DATA FOR THIS EXERCISE:
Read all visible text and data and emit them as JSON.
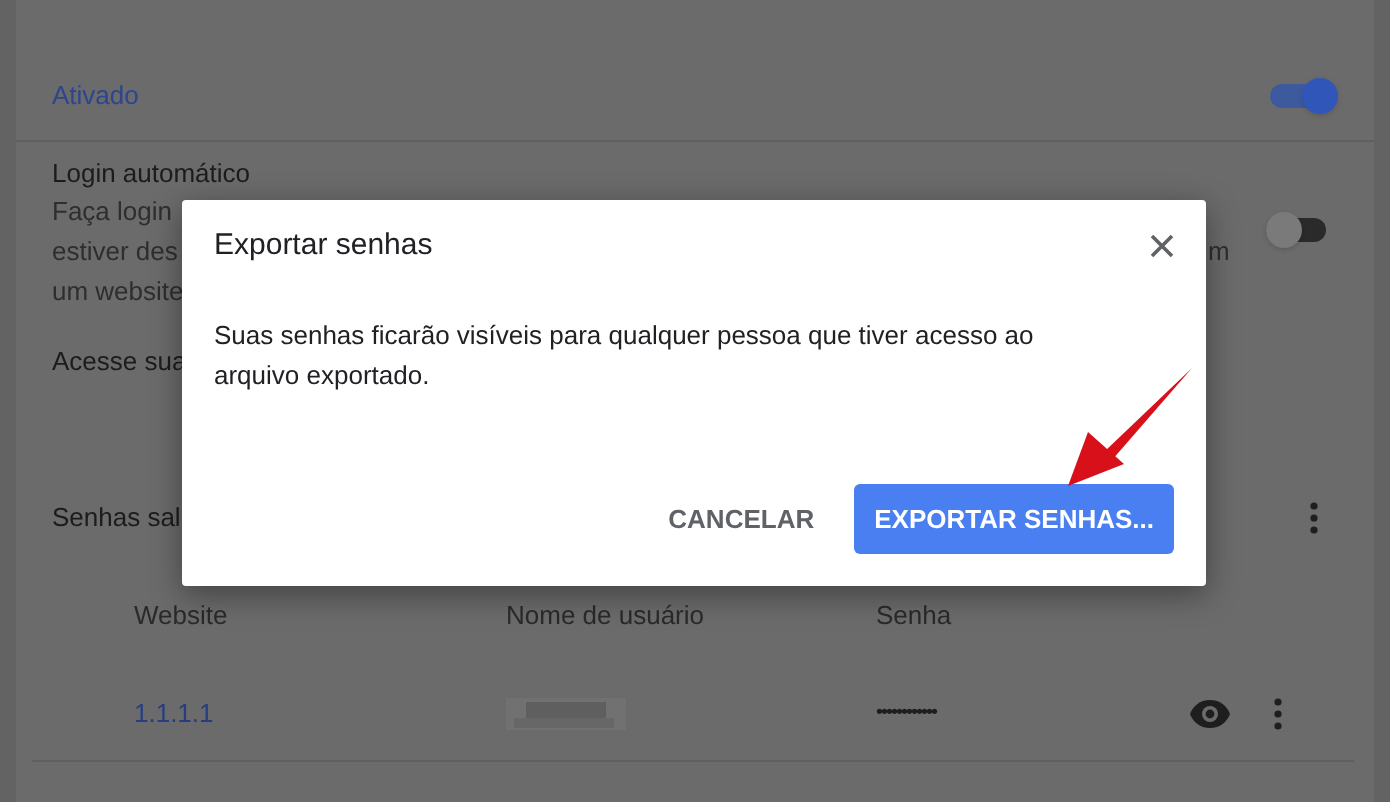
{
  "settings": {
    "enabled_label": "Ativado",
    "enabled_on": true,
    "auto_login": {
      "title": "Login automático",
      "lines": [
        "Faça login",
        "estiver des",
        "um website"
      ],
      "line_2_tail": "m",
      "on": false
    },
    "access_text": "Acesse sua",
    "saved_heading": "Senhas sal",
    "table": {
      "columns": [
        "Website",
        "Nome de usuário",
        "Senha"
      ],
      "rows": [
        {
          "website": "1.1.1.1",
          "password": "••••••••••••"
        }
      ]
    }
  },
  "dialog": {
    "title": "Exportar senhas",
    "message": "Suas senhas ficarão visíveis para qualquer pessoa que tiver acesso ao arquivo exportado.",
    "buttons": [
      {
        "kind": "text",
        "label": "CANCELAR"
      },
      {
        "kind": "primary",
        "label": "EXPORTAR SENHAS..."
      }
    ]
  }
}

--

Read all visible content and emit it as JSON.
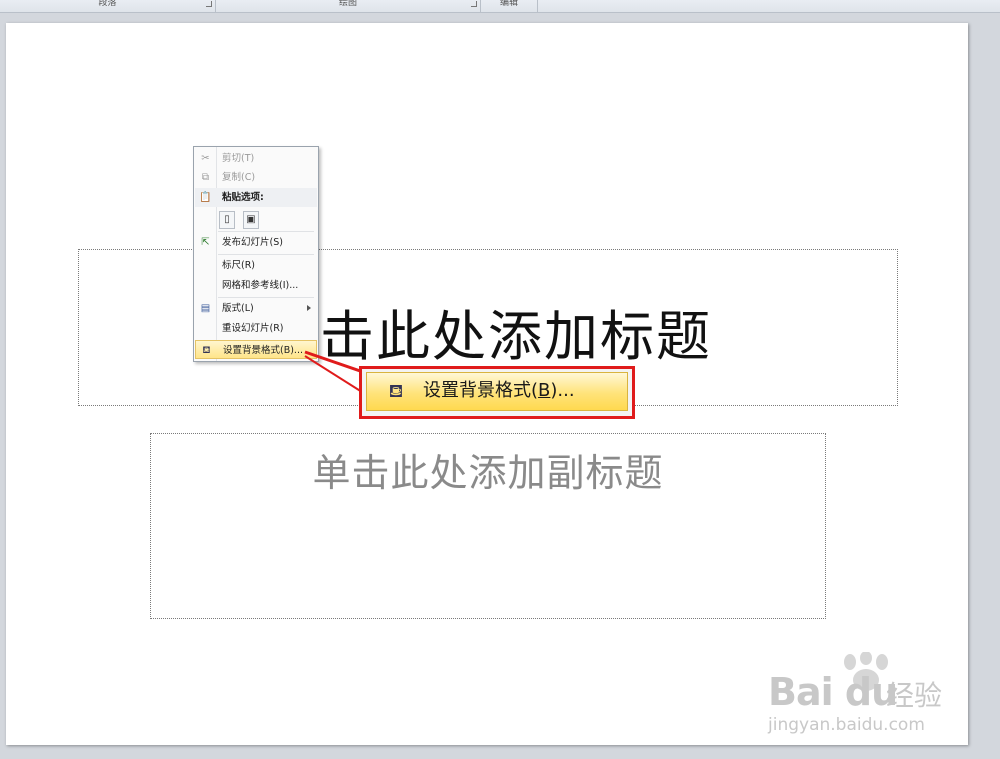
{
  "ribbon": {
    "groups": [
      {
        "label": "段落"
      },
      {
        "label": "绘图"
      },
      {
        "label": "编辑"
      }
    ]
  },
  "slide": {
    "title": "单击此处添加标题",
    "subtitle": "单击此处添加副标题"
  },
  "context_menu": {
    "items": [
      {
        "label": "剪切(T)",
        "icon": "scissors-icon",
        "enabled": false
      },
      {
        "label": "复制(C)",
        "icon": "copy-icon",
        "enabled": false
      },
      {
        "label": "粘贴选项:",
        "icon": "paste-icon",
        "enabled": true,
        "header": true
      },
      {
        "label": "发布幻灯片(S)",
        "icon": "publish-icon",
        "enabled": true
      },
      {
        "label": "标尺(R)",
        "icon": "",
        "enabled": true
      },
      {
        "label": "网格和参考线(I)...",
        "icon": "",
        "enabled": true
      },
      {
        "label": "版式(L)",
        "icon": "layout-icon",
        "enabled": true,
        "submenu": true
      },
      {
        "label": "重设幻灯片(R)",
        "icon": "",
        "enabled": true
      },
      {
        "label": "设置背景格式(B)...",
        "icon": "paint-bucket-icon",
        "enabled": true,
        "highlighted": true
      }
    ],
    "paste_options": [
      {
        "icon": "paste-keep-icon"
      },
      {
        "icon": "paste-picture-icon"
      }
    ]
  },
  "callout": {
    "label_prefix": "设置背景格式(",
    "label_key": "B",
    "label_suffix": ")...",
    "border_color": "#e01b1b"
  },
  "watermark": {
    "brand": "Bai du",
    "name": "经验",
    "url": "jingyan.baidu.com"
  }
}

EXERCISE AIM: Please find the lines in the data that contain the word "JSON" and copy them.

EXERCISE RESPONSE:
Read all visible text and data and emit them as JSON.
Read all visible content and emit it as JSON.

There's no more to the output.